So that was that.

The White Eagle

White Eagle 2

“It’s so dark in here.” “Why don’t you put the burger by the light?” “Oh yeah.”

This is my boyfriend’s favorite burger, and it didn’t occur to me until the moment the burger was going into my mouth that if I didn’t like this cheeseburger he might dump me. Also, if that was the reason he dumped me, I would respect him so much. Now THAT is integrity.

Fortunately, a cheeseburger at The White Eagle ($10.50) is really tasty. Six ounce patty (which I much prefer to an 8 oz patty) which was really well-seasoned (FINALLY), a yummy sauce (THAT APPARENTLY IS A SECRET) that I thought was well-portioned, and good toppings. I was a little disappointed that all the toppings were at the bottom of the burger. Boyfriend Man say he likes that because he feels like it all stays in place better. I feel like it’s just being easy on yourself when you’re assembling the burger, and meanwhile compromising the integrity of the lettuce (which in this case was green leaf.)

I really enjoyed it, even though it didn’t feature some of my favorite elements of a burger. However, it definitely was on the “recommend to a friend” sphere.

White Eagle 1

Before I put the burger by the light. Hashtag: truth in food photography.

The Cafeteria at My Work

Cafeteria 3.JPG

As I mentioned before, I’ve been monopolizing my work place to be a continual Cheeseburger Discussion Zone. I had spent a good chunk of my morning trying to explain myself to my coworker Travis. It mostly orbited around my recent desire to have fully-cooked burgers, and how dorky that made me feel, but through enough pseudo-science and David Change references I might be able to explain how I’m not a complete idiot for wanting that.

“I’m sorry, Travis.” I said, after a particularly long paragraph of ranting. “I just need to explain myself.”

“I know!” He said cheerfully, and evacuated the room for a number of hours.

He eventually came back, pointing at me. “You!” he said.

“What?!!” I said.

“You won’t believe it. Cheeseburgers. In the cafeteria. Today.”

“Shut. Up. No. Way.”

“Way. There’s burgers. And cheese. And toppings. I made mine a double.”
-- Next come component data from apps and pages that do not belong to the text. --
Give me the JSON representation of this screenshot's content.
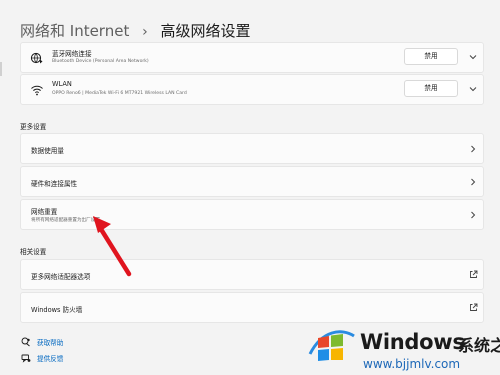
{
  "breadcrumb": {
    "parent": "网络和 Internet",
    "separator": "›",
    "current": "高级网络设置"
  },
  "adapters": [
    {
      "icon": "bluetooth-network-icon",
      "name": "蓝牙网络连接",
      "description": "Bluetooth Device (Personal Area Network)",
      "button": "禁用"
    },
    {
      "icon": "wifi-icon",
      "name": "WLAN",
      "description": "OPPO Reno6 | MediaTek Wi-Fi 6 MT7921 Wireless LAN Card",
      "button": "禁用"
    }
  ],
  "more_settings": {
    "header": "更多设置",
    "items": [
      {
        "label": "数据使用量"
      },
      {
        "label": "硬件和连接属性"
      },
      {
        "label": "网络重置",
        "sublabel": "将所有网络适配器重置为出厂设置"
      }
    ]
  },
  "related_settings": {
    "header": "相关设置",
    "items": [
      {
        "label": "更多网络适配器选项"
      },
      {
        "label": "Windows 防火墙"
      }
    ]
  },
  "footer": {
    "help": "获取帮助",
    "feedback": "提供反馈"
  },
  "watermark": {
    "brand": "Windows",
    "brand_cn": "系统之家",
    "url": "www.bjjmlv.com"
  },
  "colors": {
    "accent": "#0067c0",
    "arrow": "#e0141e",
    "background": "#f3f3f3",
    "card": "#fbfbfb"
  }
}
I gasped.

Eventually, the entire kitchen became abuzz with the presence of cheeseburgers in the cafeteria, what this implied, how we were going to build our own, and if this would all be a big mistake.

I mean, I knew walking into this that this would be a “cafeteria burger”. This wasn’t about to be anything too delicious -but boy did it feel exciting.
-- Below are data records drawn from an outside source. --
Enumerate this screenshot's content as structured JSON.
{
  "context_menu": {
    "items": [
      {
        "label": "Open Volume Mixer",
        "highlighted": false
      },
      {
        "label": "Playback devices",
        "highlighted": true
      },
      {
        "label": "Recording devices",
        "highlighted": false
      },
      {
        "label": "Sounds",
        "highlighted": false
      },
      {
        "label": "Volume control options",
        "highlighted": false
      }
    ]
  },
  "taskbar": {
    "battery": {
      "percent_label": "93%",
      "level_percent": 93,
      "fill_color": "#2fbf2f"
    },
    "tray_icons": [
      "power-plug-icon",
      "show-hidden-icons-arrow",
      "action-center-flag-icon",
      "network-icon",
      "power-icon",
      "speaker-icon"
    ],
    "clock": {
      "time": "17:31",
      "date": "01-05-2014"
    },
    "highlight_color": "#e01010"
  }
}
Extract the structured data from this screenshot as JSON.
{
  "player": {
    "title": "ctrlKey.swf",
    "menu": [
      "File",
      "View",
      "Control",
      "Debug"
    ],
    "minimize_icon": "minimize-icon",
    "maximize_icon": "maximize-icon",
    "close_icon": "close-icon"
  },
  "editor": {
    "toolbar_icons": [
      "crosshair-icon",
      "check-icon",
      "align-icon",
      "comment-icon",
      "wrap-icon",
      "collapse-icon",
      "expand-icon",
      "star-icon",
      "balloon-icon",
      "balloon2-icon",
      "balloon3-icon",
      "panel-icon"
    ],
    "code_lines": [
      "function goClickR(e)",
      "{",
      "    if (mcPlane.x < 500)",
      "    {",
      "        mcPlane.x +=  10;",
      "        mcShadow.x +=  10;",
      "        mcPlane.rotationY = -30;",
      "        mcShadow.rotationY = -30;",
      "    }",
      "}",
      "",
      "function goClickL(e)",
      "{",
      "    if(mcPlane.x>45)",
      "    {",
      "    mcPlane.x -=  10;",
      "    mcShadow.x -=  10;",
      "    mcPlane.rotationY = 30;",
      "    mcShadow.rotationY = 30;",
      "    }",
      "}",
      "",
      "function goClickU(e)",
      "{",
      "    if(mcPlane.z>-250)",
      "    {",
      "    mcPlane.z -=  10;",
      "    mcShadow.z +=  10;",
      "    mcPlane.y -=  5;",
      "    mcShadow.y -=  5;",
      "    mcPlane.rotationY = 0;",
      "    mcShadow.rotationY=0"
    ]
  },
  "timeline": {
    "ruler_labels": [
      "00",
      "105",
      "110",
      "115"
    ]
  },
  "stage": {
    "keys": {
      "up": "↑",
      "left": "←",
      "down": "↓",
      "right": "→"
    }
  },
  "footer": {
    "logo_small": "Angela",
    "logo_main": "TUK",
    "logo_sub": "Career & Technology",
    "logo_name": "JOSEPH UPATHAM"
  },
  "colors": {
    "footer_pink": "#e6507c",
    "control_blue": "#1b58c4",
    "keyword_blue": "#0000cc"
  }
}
I anxiously raced down to the cafeteria and hoped that there would still be enough of everything. I found a nearly empty cafeteria, and a sort-of delicious and wellish-stocked looking burger bar.

Cafeteria 1

Ok – straight-up: the patties were gross. Let’s not fool ourselves. Except that cafeteria patties DEFINITELY know how to be seasoned (mass-production is at least a genius in how to use salt), any patty held in a steamwell is going to be  a little freaky texture-wise. And indeed it was.

I followed Travis’s lead by making a double cheeseburger, which certainly was an error…it was just too much food, and I slogged back into work because of it. But I just couldn’t look at all this potential in front of me and not capitalize on it. There were just PILES of American cheese, waiting to be slapped into between layers of 1/4 pounds of pre-heated beef and three squirts of mustard.

Cafeteria 2

The main problem with the cafeteria burger was it’s inability to squish together and stay as a unit. Because I assembled this burger myself, I can also be to blame for it’s structure and integrity, but I mostly blamed the hard-sponge like texture of the patty  for it’s propensity to slide around like a unit inside of the bun. I’d go into take a bite, and the entire patty would try to escape, slipping off the burger and veering back toward the plate.

Or perhaps GMO patties have developed consciousness and are now self-aware of themselves  as a food substance and are revolting against being devoured by the gnashing teeth of the human race. That also seems just as likely.

Regardless, I had a lovely time in the cafeteria that day, pulling apart sticky tater tots from themselves, and dipping them in the remains of ketchup I was able to ejaculate from a nearly empty bottle.


This was an invigorating and emotional week. Can’t wait to see what the next has in store for me in RESOLUTION CHEESEBURGER 2016.